“It was while surveying lands that I met Mary Shirley and it was all the cause of falling off a log. It happened on the day I left Pittman station to go into the wilderness south of Green River. I had been attempting to cross a River, I slipped off the log and fell into the river. I got my papers wet, and was induced to return to the station to dry them, and then to take a new start. Upon my return, I met with a stranger who had a large number of warrants and made a contract with him for their location. Under this contract, I secured the land around Edmonton where I lived. If I had not fallen into the Creek, I should not have turned back; if I had not returned to the station, I should not have made the contract by which I obtained the land on which I settled, if I had not got that land I should not have lived upon it: if I had not lived there I should have been thrown into a different society and most probably would never have seen the lady I married and of course would not have had the life and children I have and as a further consequence the very existence and destiny of those children and their descendants through all coming generations and the influence they may exercise in families neighborhoods and counties depended upon my falling from the log.”
Edmund and Polly had 7 daughters and one son. No doubt their descendants are in the hundreds.
He was 81 years old at his death August 28, 1843. He is said to have been in a perfect mind to his last breath. About an hour before he died he was seen to smile and being asked why he was smiling he said: “I was thinking of the vain efforts of three of the best physicians in the country to save the life of an old man when his time had come. “
His will is recorded in the Barren County Clerk’s Office.
He gave his son John T. Rogers his compass, chain and plotting instruments with which he surveyed the very property on which we stand.
This is my favorite line from the will speaking to us across the centuries in reference to his brother John Rogers who was a Captain in the Virginia line:
“The diploma of my brother John showing that he was a member of the Society of Cincinnati established by the officers of the Revolutionary war is now in a frame I give to my son John hoping that he and his descendants whenever they look upon it remember their country and devote themselves when necessary to the maintenance of her rights like those who established its independence.”
And thus ended the life of Edmund Rogers, my grandfather’s great-grandfather, I am very grateful that the community that he loved has continued to honor his memory.
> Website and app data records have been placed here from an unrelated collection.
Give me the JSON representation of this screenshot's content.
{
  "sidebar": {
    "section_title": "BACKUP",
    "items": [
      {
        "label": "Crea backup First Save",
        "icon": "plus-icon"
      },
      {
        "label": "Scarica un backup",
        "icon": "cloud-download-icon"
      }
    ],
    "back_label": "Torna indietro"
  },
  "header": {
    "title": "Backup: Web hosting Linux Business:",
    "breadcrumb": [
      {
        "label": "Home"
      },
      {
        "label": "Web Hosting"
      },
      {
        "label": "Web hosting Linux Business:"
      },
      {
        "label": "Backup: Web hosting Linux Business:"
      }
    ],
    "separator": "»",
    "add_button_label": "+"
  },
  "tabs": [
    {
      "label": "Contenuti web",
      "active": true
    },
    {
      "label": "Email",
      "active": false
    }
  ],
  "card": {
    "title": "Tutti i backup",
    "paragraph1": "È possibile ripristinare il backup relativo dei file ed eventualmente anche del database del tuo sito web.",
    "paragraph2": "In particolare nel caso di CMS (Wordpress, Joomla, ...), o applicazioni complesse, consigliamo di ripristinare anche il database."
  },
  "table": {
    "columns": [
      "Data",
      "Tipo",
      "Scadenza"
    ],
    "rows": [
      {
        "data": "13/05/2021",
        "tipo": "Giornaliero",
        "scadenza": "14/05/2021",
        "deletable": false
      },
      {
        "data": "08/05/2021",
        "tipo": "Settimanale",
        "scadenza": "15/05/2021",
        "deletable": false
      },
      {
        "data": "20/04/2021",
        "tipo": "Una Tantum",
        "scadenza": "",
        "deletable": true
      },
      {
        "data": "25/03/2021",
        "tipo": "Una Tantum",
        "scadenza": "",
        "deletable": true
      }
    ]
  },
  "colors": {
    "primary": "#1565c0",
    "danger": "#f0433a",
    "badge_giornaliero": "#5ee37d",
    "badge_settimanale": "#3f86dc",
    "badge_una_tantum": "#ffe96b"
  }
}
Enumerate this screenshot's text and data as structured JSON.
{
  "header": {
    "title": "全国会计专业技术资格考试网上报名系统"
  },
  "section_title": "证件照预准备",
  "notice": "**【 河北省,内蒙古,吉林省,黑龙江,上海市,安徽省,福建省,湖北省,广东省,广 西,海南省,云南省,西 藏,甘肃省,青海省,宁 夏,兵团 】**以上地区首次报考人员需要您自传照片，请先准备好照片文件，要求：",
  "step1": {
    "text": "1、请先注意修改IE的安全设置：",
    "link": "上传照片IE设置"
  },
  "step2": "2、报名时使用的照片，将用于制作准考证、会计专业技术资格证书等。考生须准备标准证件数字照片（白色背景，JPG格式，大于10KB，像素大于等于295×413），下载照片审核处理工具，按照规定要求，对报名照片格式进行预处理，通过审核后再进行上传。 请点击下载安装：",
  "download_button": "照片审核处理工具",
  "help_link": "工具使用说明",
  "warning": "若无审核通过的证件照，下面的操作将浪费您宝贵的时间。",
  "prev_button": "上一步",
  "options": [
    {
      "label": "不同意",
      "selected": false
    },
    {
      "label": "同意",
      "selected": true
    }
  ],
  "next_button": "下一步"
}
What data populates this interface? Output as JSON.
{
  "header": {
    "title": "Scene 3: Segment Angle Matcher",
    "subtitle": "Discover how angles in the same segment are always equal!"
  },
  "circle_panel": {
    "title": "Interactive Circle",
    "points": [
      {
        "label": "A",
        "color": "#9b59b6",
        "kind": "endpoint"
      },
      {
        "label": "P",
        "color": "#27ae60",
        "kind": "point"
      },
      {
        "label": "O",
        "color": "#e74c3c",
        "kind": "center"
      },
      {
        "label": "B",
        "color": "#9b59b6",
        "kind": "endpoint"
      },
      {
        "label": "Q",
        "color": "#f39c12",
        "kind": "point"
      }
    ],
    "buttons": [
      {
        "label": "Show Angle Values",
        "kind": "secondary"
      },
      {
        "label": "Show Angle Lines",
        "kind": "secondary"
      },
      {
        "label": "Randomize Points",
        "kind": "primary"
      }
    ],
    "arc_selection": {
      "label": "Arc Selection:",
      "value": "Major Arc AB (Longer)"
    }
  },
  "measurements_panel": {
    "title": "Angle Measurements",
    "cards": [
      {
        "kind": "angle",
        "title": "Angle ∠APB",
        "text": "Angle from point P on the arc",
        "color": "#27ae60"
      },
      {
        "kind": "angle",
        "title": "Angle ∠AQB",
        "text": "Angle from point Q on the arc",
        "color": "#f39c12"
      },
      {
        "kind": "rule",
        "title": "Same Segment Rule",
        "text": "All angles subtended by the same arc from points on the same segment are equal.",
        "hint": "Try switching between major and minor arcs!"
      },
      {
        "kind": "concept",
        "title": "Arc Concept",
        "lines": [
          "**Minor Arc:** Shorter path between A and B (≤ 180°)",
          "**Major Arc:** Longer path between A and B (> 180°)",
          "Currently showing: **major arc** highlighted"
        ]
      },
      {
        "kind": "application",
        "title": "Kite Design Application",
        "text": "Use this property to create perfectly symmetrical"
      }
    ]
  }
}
It has been a privilege to share some of his histories with you today.
The only known photo of Edmund Rogers, for whom Edmonton is named.